**Exercise objective**
Extract each line of the records below that contains the word "meters".

**Data shown**
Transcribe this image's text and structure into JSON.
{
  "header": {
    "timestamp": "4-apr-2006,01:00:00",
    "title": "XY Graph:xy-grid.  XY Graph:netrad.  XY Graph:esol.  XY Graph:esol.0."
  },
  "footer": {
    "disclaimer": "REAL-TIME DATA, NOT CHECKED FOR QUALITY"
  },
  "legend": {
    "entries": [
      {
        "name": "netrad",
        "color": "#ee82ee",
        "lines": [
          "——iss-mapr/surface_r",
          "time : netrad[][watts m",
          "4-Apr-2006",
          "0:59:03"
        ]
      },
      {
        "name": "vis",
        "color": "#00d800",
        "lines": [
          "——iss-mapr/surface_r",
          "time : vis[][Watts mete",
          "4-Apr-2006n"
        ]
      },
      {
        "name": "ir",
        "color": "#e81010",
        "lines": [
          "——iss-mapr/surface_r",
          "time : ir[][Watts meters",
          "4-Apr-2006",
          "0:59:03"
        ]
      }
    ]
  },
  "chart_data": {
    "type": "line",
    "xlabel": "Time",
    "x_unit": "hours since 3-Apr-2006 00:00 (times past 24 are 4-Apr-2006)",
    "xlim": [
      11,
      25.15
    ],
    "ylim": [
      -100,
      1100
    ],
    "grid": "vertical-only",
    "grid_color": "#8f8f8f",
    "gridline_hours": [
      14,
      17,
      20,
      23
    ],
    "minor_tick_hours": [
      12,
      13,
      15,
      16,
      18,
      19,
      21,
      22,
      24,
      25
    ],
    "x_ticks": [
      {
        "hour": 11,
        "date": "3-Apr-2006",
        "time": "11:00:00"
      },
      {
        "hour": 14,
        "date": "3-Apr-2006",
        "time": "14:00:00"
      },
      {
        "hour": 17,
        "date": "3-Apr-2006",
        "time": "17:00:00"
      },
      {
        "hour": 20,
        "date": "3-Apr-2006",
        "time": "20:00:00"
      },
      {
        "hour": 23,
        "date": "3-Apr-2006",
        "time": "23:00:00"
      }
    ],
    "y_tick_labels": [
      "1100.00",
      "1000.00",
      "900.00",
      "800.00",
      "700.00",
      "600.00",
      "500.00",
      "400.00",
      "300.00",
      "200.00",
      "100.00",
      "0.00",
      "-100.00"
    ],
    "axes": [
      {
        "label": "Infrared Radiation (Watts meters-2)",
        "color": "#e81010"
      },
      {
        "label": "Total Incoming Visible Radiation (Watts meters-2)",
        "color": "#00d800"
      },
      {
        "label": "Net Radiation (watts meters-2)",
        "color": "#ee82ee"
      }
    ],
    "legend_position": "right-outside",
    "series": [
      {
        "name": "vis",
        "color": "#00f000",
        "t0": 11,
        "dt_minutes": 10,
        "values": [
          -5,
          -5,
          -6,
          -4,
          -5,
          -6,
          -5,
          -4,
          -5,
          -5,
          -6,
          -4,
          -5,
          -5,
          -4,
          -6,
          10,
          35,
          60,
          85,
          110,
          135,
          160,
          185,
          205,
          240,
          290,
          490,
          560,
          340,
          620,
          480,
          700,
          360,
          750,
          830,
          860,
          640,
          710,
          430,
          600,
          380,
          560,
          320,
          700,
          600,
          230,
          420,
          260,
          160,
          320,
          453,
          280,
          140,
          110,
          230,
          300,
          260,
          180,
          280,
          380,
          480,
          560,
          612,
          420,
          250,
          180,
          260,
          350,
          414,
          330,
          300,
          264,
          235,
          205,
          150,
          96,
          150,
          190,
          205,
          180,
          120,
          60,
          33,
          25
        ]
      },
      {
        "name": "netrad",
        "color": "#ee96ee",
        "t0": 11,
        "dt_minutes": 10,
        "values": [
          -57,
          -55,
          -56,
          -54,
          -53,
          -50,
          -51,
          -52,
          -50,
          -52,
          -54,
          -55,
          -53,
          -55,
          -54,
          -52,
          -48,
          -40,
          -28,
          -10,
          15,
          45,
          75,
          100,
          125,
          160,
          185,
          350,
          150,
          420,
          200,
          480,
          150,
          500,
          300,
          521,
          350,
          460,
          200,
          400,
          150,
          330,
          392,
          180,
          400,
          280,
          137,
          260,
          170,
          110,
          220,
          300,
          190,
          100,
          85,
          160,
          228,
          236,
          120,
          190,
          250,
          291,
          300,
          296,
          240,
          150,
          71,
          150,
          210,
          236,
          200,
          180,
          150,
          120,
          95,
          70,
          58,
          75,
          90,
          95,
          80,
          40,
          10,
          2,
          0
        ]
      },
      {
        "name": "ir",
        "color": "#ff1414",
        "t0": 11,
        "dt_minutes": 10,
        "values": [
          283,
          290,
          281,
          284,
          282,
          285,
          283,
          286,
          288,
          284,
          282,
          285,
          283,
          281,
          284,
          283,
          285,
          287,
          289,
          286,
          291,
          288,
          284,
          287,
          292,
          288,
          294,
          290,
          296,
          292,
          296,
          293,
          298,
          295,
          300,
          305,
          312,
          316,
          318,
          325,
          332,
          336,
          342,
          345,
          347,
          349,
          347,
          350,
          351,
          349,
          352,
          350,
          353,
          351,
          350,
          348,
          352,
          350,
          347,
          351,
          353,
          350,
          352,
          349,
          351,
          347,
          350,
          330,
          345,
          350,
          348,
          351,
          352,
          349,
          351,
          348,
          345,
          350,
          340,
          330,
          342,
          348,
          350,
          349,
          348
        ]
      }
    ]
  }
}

**Response box**
          "time : ir[][Watts meters",
        "label": "Infrared Radiation (Watts meters-2)",
        "label": "Total Incoming Visible Radiation (Watts meters-2)",
        "label": "Net Radiation (watts meters-2)",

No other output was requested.